== GIVEN RECORDS ==
:::::

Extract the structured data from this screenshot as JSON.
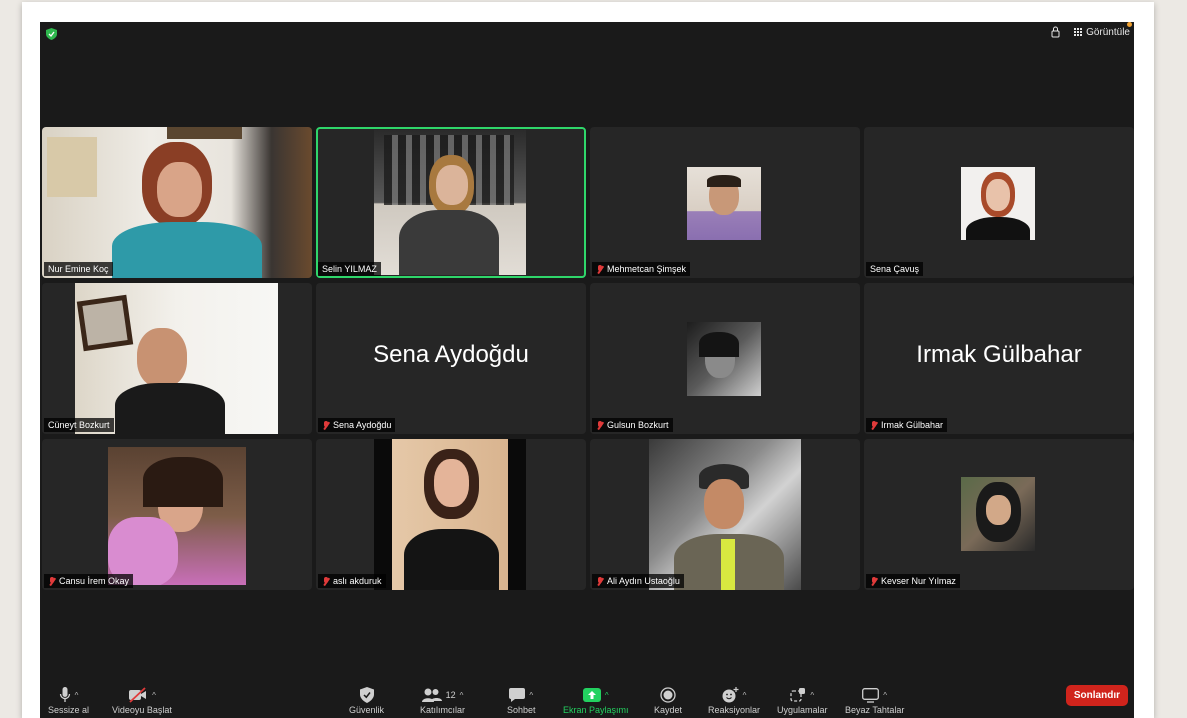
{
  "topbar": {
    "view_label": "Görüntüle"
  },
  "participants": [
    {
      "name": "Nur Emine Koç",
      "muted": false,
      "video": true
    },
    {
      "name": "Selin YILMAZ",
      "muted": false,
      "video": true,
      "active_speaker": true
    },
    {
      "name": "Mehmetcan Şimşek",
      "muted": true,
      "video": true
    },
    {
      "name": "Sena Çavuş",
      "muted": false,
      "video": true
    },
    {
      "name": "Cüneyt Bozkurt",
      "muted": false,
      "video": true
    },
    {
      "name": "Sena Aydoğdu",
      "muted": true,
      "video": false,
      "display_name": "Sena Aydoğdu"
    },
    {
      "name": "Gulsun Bozkurt",
      "muted": true,
      "video": true
    },
    {
      "name": "Irmak Gülbahar",
      "muted": true,
      "video": false,
      "display_name": "Irmak Gülbahar"
    },
    {
      "name": "Cansu İrem Okay",
      "muted": true,
      "video": true
    },
    {
      "name": "aslı akduruk",
      "muted": true,
      "video": true
    },
    {
      "name": "Ali Aydın Ustaoğlu",
      "muted": true,
      "video": true
    },
    {
      "name": "Kevser Nur Yılmaz",
      "muted": true,
      "video": true
    }
  ],
  "toolbar": {
    "mute": "Sessize al",
    "video": "Videoyu Başlat",
    "security": "Güvenlik",
    "participants": "Katılımcılar",
    "participants_count": "12",
    "chat": "Sohbet",
    "share": "Ekran Paylaşımı",
    "record": "Kaydet",
    "reactions": "Reaksiyonlar",
    "apps": "Uygulamalar",
    "whiteboard": "Beyaz Tahtalar",
    "end": "Sonlandır"
  },
  "colors": {
    "active_border": "#2fd66a",
    "share_green": "#23d160",
    "end_red": "#d0241c",
    "muted_red": "#e03a3a"
  }
}
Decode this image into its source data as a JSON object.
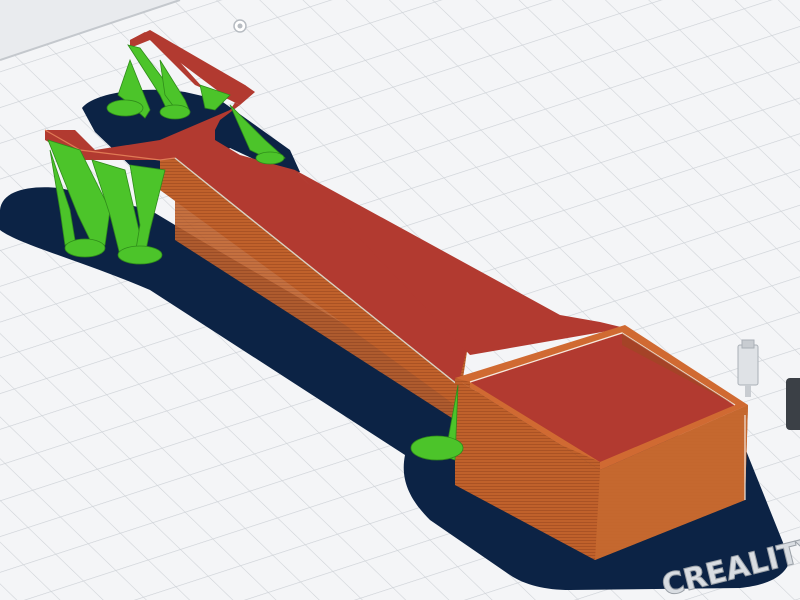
{
  "scene": {
    "bed_brand": "CREALITY",
    "colors": {
      "background": "#e9ebee",
      "bed_surface": "#f4f5f7",
      "grid_line": "#ced2d7",
      "brim": "#0c2345",
      "model_top": "#b23a30",
      "model_wall": "#c0612b",
      "model_wall_dark": "#9c4a22",
      "supports": "#4cc42a",
      "supports_dark": "#2f8c1a"
    },
    "icons": [
      "origin-marker-icon",
      "nozzle-position-icon"
    ]
  }
}
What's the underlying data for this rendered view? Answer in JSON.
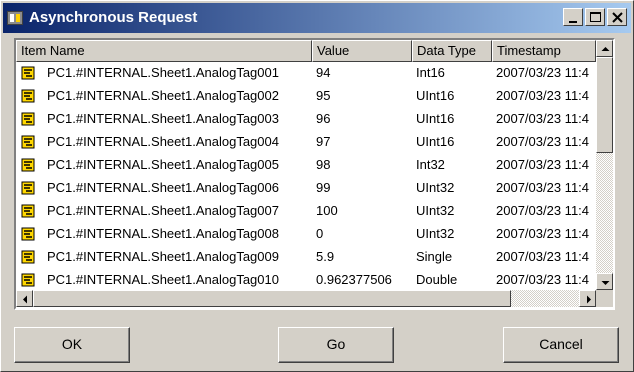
{
  "window": {
    "title": "Asynchronous Request",
    "app_icon": "app-icon",
    "controls": [
      "minimize-icon",
      "maximize-icon",
      "close-icon"
    ]
  },
  "list": {
    "columns": [
      "Item Name",
      "Value",
      "Data Type",
      "Timestamp"
    ],
    "rows": [
      {
        "name": "PC1.#INTERNAL.Sheet1.AnalogTag001",
        "value": "94",
        "type": "Int16",
        "timestamp": "2007/03/23 11:4"
      },
      {
        "name": "PC1.#INTERNAL.Sheet1.AnalogTag002",
        "value": "95",
        "type": "UInt16",
        "timestamp": "2007/03/23 11:4"
      },
      {
        "name": "PC1.#INTERNAL.Sheet1.AnalogTag003",
        "value": "96",
        "type": "UInt16",
        "timestamp": "2007/03/23 11:4"
      },
      {
        "name": "PC1.#INTERNAL.Sheet1.AnalogTag004",
        "value": "97",
        "type": "UInt16",
        "timestamp": "2007/03/23 11:4"
      },
      {
        "name": "PC1.#INTERNAL.Sheet1.AnalogTag005",
        "value": "98",
        "type": "Int32",
        "timestamp": "2007/03/23 11:4"
      },
      {
        "name": "PC1.#INTERNAL.Sheet1.AnalogTag006",
        "value": "99",
        "type": "UInt32",
        "timestamp": "2007/03/23 11:4"
      },
      {
        "name": "PC1.#INTERNAL.Sheet1.AnalogTag007",
        "value": "100",
        "type": "UInt32",
        "timestamp": "2007/03/23 11:4"
      },
      {
        "name": "PC1.#INTERNAL.Sheet1.AnalogTag008",
        "value": "0",
        "type": "UInt32",
        "timestamp": "2007/03/23 11:4"
      },
      {
        "name": "PC1.#INTERNAL.Sheet1.AnalogTag009",
        "value": "5.9",
        "type": "Single",
        "timestamp": "2007/03/23 11:4"
      },
      {
        "name": "PC1.#INTERNAL.Sheet1.AnalogTag010",
        "value": "0.962377506",
        "type": "Double",
        "timestamp": "2007/03/23 11:4"
      }
    ],
    "row_icon": "tag-icon"
  },
  "buttons": {
    "ok": "OK",
    "go": "Go",
    "cancel": "Cancel"
  }
}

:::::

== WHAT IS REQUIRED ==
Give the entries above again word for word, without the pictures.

== EXERCISE ANSWER ==
Extract the structured data from this screenshot as JSON.
{
  "topbar": {
    "view_label": "Görüntüle"
  },
  "participants": [
    {
      "name": "Nur Emine Koç",
      "muted": false,
      "video": true
    },
    {
      "name": "Selin YILMAZ",
      "muted": false,
      "video": true,
      "active_speaker": true
    },
    {
      "name": "Mehmetcan Şimşek",
      "muted": true,
      "video": true
    },
    {
      "name": "Sena Çavuş",
      "muted": false,
      "video": true
    },
    {
      "name": "Cüneyt Bozkurt",
      "muted": false,
      "video": true
    },
    {
      "name": "Sena Aydoğdu",
      "muted": true,
      "video": false,
      "display_name": "Sena Aydoğdu"
    },
    {
      "name": "Gulsun Bozkurt",
      "muted": true,
      "video": true
    },
    {
      "name": "Irmak Gülbahar",
      "muted": true,
      "video": false,
      "display_name": "Irmak Gülbahar"
    },
    {
      "name": "Cansu İrem Okay",
      "muted": true,
      "video": true
    },
    {
      "name": "aslı akduruk",
      "muted": true,
      "video": true
    },
    {
      "name": "Ali Aydın Ustaoğlu",
      "muted": true,
      "video": true
    },
    {
      "name": "Kevser Nur Yılmaz",
      "muted": true,
      "video": true
    }
  ],
  "toolbar": {
    "mute": "Sessize al",
    "video": "Videoyu Başlat",
    "security": "Güvenlik",
    "participants": "Katılımcılar",
    "participants_count": "12",
    "chat": "Sohbet",
    "share": "Ekran Paylaşımı",
    "record": "Kaydet",
    "reactions": "Reaksiyonlar",
    "apps": "Uygulamalar",
    "whiteboard": "Beyaz Tahtalar",
    "end": "Sonlandır"
  },
  "colors": {
    "active_border": "#2fd66a",
    "share_green": "#23d160",
    "end_red": "#d0241c",
    "muted_red": "#e03a3a"
  }
}
Decode this image into its source data as a JSON object.
{
  "scene": {
    "bed_brand": "CREALITY",
    "colors": {
      "background": "#e9ebee",
      "bed_surface": "#f4f5f7",
      "grid_line": "#ced2d7",
      "brim": "#0c2345",
      "model_top": "#b23a30",
      "model_wall": "#c0612b",
      "model_wall_dark": "#9c4a22",
      "supports": "#4cc42a",
      "supports_dark": "#2f8c1a"
    },
    "icons": [
      "origin-marker-icon",
      "nozzle-position-icon"
    ]
  }
}
What's the underlying data for this rendered view? Answer in JSON.
{
  "window": {
    "title": "Asynchronous Request",
    "app_icon": "app-icon",
    "controls": [
      "minimize-icon",
      "maximize-icon",
      "close-icon"
    ]
  },
  "list": {
    "columns": [
      "Item Name",
      "Value",
      "Data Type",
      "Timestamp"
    ],
    "rows": [
      {
        "name": "PC1.#INTERNAL.Sheet1.AnalogTag001",
        "value": "94",
        "type": "Int16",
        "timestamp": "2007/03/23 11:4"
      },
      {
        "name": "PC1.#INTERNAL.Sheet1.AnalogTag002",
        "value": "95",
        "type": "UInt16",
        "timestamp": "2007/03/23 11:4"
      },
      {
        "name": "PC1.#INTERNAL.Sheet1.AnalogTag003",
        "value": "96",
        "type": "UInt16",
        "timestamp": "2007/03/23 11:4"
      },
      {
        "name": "PC1.#INTERNAL.Sheet1.AnalogTag004",
        "value": "97",
        "type": "UInt16",
        "timestamp": "2007/03/23 11:4"
      },
      {
        "name": "PC1.#INTERNAL.Sheet1.AnalogTag005",
        "value": "98",
        "type": "Int32",
        "timestamp": "2007/03/23 11:4"
      },
      {
        "name": "PC1.#INTERNAL.Sheet1.AnalogTag006",
        "value": "99",
        "type": "UInt32",
        "timestamp": "2007/03/23 11:4"
      },
      {
        "name": "PC1.#INTERNAL.Sheet1.AnalogTag007",
        "value": "100",
        "type": "UInt32",
        "timestamp": "2007/03/23 11:4"
      },
      {
        "name": "PC1.#INTERNAL.Sheet1.AnalogTag008",
        "value": "0",
        "type": "UInt32",
        "timestamp": "2007/03/23 11:4"
      },
      {
        "name": "PC1.#INTERNAL.Sheet1.AnalogTag009",
        "value": "5.9",
        "type": "Single",
        "timestamp": "2007/03/23 11:4"
      },
      {
        "name": "PC1.#INTERNAL.Sheet1.AnalogTag010",
        "value": "0.962377506",
        "type": "Double",
        "timestamp": "2007/03/23 11:4"
      }
    ],
    "row_icon": "tag-icon"
  },
  "buttons": {
    "ok": "OK",
    "go": "Go",
    "cancel": "Cancel"
  }
}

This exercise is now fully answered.